ORCID (Links to author’s additional scholarship at ORCID.org)
Joshua C. Tate: https://orcid.org/0000-0002-2496-538X
The untimely death of Michael Jackson this past June presents an opportunity to reassess certain thorny estate tax issues that may arise when a celebrity dies owning valuable intellectual property. Elsewhere we have debated hypothetical, tax-motivated changes to state laws relating to postmortem publicity rights. This article focuses on existing legislation, like California’s, that makes publicity rights both devisable and descendible. Federal transfer taxes are levied on intangible property as well as tangible assets, and therefore apply to intellectual property, including a celebrity’s right of publicity and copyrights retained by an artist in his or her creations. Using Michael Jackson’s estate as an example, and focusing primarily on publicity rights, we examine two questions that any estate planner representing a celebrity client ought to consider. First, how should a personal representative value intellectual property for estate tax purposes? Second, what strategies are available to lessen the estate tax burden associated with certain intellectual property rights?

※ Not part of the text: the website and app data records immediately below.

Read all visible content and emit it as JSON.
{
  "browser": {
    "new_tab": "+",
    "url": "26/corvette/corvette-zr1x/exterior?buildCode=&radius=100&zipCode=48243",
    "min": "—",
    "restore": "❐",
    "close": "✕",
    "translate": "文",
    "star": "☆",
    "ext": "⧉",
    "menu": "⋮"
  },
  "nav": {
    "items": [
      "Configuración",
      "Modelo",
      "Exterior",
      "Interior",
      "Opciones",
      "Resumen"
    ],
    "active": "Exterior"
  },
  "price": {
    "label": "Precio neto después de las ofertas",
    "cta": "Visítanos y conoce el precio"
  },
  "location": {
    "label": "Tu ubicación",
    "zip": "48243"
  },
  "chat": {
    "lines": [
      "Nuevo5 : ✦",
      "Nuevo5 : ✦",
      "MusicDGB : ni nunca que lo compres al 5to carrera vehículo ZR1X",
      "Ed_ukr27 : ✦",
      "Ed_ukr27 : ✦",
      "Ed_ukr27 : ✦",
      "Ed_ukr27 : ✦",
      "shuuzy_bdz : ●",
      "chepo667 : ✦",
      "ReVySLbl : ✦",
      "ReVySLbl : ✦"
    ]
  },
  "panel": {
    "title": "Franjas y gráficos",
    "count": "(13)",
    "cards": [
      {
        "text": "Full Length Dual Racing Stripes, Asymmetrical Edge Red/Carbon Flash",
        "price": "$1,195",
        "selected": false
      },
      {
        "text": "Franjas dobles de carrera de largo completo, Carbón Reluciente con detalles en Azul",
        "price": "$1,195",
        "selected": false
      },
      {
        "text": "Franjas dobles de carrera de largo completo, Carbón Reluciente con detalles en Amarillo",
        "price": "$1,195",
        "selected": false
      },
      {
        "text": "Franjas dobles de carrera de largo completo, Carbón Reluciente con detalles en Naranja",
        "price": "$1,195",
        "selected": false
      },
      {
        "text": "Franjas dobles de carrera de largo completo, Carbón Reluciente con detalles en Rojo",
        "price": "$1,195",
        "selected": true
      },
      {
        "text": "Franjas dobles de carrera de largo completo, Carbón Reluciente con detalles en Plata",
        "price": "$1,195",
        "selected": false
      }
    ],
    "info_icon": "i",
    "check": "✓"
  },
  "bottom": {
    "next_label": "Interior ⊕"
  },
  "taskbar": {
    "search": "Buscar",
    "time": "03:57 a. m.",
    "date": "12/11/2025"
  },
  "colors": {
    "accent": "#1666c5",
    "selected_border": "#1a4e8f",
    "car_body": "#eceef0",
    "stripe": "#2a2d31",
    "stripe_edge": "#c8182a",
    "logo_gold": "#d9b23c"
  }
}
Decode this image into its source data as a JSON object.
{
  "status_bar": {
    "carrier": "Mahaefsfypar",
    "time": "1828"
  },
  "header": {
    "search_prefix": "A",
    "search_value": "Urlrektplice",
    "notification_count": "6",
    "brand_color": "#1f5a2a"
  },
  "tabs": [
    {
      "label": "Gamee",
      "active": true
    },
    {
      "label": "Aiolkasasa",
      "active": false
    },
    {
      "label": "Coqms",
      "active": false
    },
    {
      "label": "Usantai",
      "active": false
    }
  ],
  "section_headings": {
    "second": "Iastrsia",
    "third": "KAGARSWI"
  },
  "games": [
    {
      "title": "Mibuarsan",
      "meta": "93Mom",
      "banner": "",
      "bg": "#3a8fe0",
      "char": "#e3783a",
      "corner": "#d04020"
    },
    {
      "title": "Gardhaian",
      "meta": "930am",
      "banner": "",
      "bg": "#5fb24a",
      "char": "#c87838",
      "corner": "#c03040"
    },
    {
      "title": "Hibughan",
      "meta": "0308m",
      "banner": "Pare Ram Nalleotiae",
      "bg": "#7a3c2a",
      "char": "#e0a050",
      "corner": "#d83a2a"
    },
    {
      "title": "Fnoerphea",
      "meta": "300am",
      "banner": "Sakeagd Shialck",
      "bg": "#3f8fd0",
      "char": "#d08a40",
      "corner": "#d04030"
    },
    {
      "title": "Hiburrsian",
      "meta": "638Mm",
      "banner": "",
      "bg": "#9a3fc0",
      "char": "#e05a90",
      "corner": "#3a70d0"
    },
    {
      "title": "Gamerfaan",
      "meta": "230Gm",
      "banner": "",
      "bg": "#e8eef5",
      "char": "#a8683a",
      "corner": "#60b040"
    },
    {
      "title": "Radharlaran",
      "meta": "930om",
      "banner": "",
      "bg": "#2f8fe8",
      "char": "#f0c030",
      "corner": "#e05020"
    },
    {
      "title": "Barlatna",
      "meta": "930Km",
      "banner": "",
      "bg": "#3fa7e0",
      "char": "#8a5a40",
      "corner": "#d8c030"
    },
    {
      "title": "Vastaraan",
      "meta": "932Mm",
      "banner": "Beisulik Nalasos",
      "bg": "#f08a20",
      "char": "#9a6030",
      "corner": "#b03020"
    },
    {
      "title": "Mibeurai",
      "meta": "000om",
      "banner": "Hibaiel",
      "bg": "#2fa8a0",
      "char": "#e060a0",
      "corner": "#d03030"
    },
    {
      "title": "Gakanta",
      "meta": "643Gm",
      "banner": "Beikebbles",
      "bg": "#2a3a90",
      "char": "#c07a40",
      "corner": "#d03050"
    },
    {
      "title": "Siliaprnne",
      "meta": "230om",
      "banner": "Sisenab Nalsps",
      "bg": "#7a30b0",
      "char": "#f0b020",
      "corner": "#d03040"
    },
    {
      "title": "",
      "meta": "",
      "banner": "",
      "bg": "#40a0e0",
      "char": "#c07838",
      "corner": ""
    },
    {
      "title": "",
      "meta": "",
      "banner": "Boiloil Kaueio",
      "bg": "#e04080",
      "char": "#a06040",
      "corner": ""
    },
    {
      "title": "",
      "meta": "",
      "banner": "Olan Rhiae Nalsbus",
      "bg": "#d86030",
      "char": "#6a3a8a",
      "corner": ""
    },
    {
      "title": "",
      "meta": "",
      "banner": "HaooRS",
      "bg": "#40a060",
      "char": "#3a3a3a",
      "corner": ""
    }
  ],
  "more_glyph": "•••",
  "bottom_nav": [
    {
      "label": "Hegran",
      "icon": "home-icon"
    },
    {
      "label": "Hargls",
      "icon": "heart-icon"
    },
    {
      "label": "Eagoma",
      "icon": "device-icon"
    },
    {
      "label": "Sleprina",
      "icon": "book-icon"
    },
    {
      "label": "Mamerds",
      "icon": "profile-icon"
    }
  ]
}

Bridget J. Crawford et al., Celebrity, Death, and Taxes: Michael Jackson’s Estate, 125 Tax Notes 345 (2009)